Minerals

NutrientAmountDV %
Calcium8 mg1%
Iron3.26 mg18%
Selenium26.4 µg48%
Sodium84 mg4%

Minerals are chemical elements required by your body to grow and stay healthy. There are two kinds of minerals: macrominerals and trace minerals. Macrominerals are needed by your body needs in larger amounts, while trace minerals are needed by your body in small amounts.

Sterols

NutrientAmountDV %
Cholesterol136 mg45%

Cholesterol is a fat like chemical compound that your body requires to build cell membranes and to produce vitamin D and hormones like estrogen and testosterone.
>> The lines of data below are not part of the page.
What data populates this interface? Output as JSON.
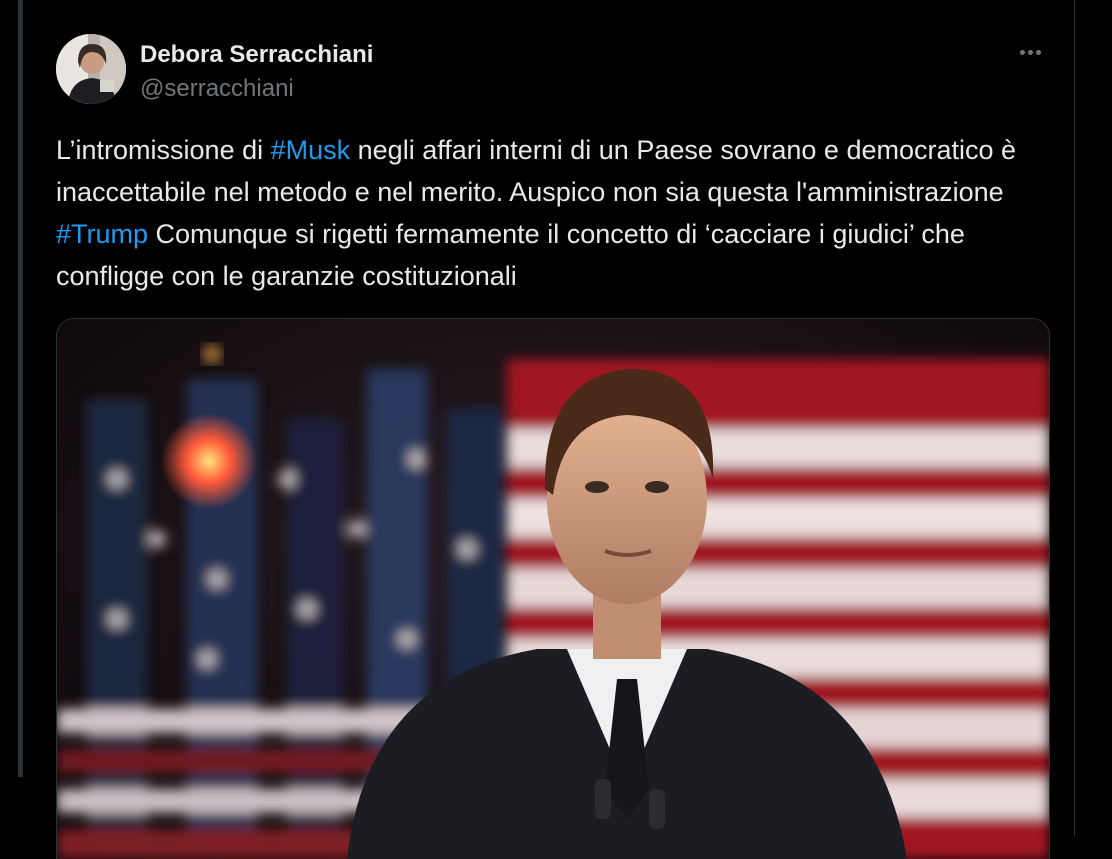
{
  "author": {
    "display_name": "Debora Serracchiani",
    "handle": "@serracchiani"
  },
  "icons": {
    "more": "more-horizontal-icon"
  },
  "tweet": {
    "parts": [
      "L’intromissione di ",
      "#Musk",
      " negli affari interni di un Paese sovrano e democratico è inaccettabile nel metodo e nel merito. Auspico non sia questa l'amministrazione ",
      "#Trump",
      " Comunque si rigetti fermamente il concetto di ‘cacciare i giudici’ che confligge con le garanzie costituzionali"
    ]
  },
  "colors": {
    "background": "#000000",
    "text": "#e7e9ea",
    "secondary": "#71767b",
    "link": "#1d9bf0",
    "border": "#2f3336"
  }
}
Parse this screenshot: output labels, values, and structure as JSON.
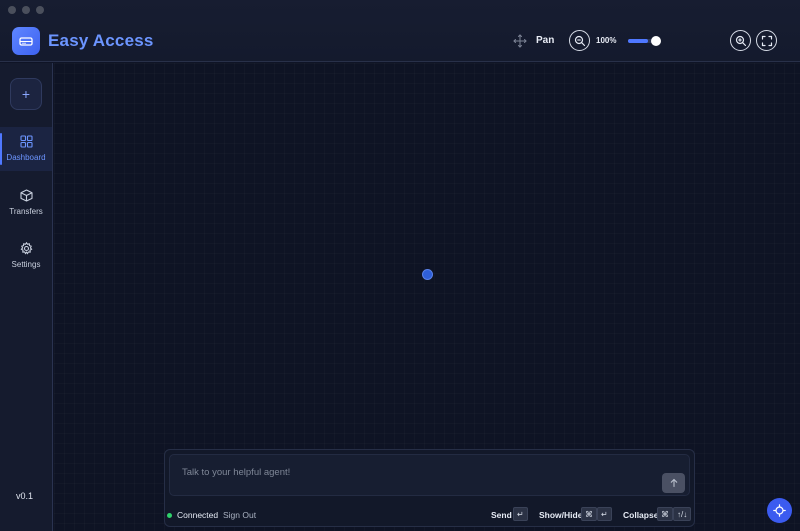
{
  "app": {
    "title": "Easy Access",
    "version": "v0.1"
  },
  "toolbar": {
    "tool_label": "Pan",
    "zoom_level": "100%",
    "zoom_fraction": 0.62
  },
  "sidebar": {
    "add_label": "+",
    "items": [
      {
        "label": "Dashboard",
        "icon": "grid-icon",
        "active": true
      },
      {
        "label": "Transfers",
        "icon": "box-icon",
        "active": false
      },
      {
        "label": "Settings",
        "icon": "gear-icon",
        "active": false
      }
    ]
  },
  "chat": {
    "placeholder": "Talk to your helpful agent!",
    "status": "Connected",
    "sign_out": "Sign Out",
    "shortcuts": {
      "send_label": "Send",
      "send_key": "↵",
      "showhide_label": "Show/Hide",
      "showhide_mod": "⌘",
      "showhide_key": "↵",
      "collapse_label": "Collapse",
      "collapse_mod": "⌘",
      "collapse_key": "↑/↓"
    }
  },
  "colors": {
    "accent": "#4f78ff",
    "title": "#6c95ff",
    "status_online": "#2fd16b",
    "background": "#0e1324"
  }
}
Although your body makes all the cholesterol it needs, this nutrient is commonly found in foods like meat, eggs and cheese.

Miscellaneous

NutrientAmountDV %
Ash1.15 g-
Water63.25 g-

Calories Burn off Time

How long would it take to burn off Duck, Young Duckling, Domesticated, White Pekin, Breast, Meat And Skin, Boneless, Cooked, Roasted with 202calories? A brisk walk for 44 minutes, jogging for 21 minutes, or hiking for 34 minutes will help your burn off the calories in duck, young duckling, domesticated, white pekin, breast, meat and skin, boneless, cooked, roasted.

Burn off time varies based on your weight, physical activity and exercise intensity. The following physical activity table contains an estimated burn off time for a person weighting 154 lbs.

Physical ActivityBurn Off Time
Bicycling - 10 mph or less42 minutes
Dancing37 minutes
Golfing37 minutes
Hiking34 minutes
Light Gardening37 minutes
Stretching67 minutes
Walking - 3.5 mph44 minutes
Weight Training - light workout56 minutes
Aerobics25 minutes
Basketball28 minutes
Bicycling - 10 mph or more21 minutes
Running - 5 mph21 minutes
Swimming24 minutes
Walking - 4.5 mph27 minutes
Weight Training - vigorous workout28 minutes
Footnotes

Percent daily values are based on a 2,000 calorie reference diet. Factors like age, gender and level of physical activity may affect your daily required values.
Nutrition data based on the USDA National Nutrient Database for Standard Reference, Release 28.
The editorial opinions regarding food value or quality in this website are given without warranty, and are not intended to replace medical advice or a nutritionist guidance.

Dietary Recommendations

A healthy eating pattern that accounts for all foods and beverages within an appropriate calorie level could help achieve and maintain a healthy weight and reduce the risk of chronic disease. Healthy eating habits include the following:

  • Vegetables from all subgroups, including dark, green, red and orange vegetables and also beans and peas
  • A variety of whole fruits
  • Grains with at least half of which are whole grains
  • Low or fat free dairy products, including milk, yogurt, cheese and/or fortified soy beverages
  • Protein foods, including seafood, lean meats and poultry, eggs and nuts
  • Oils with limited amounts of saturated fats and trans fats, added sugars, and sodium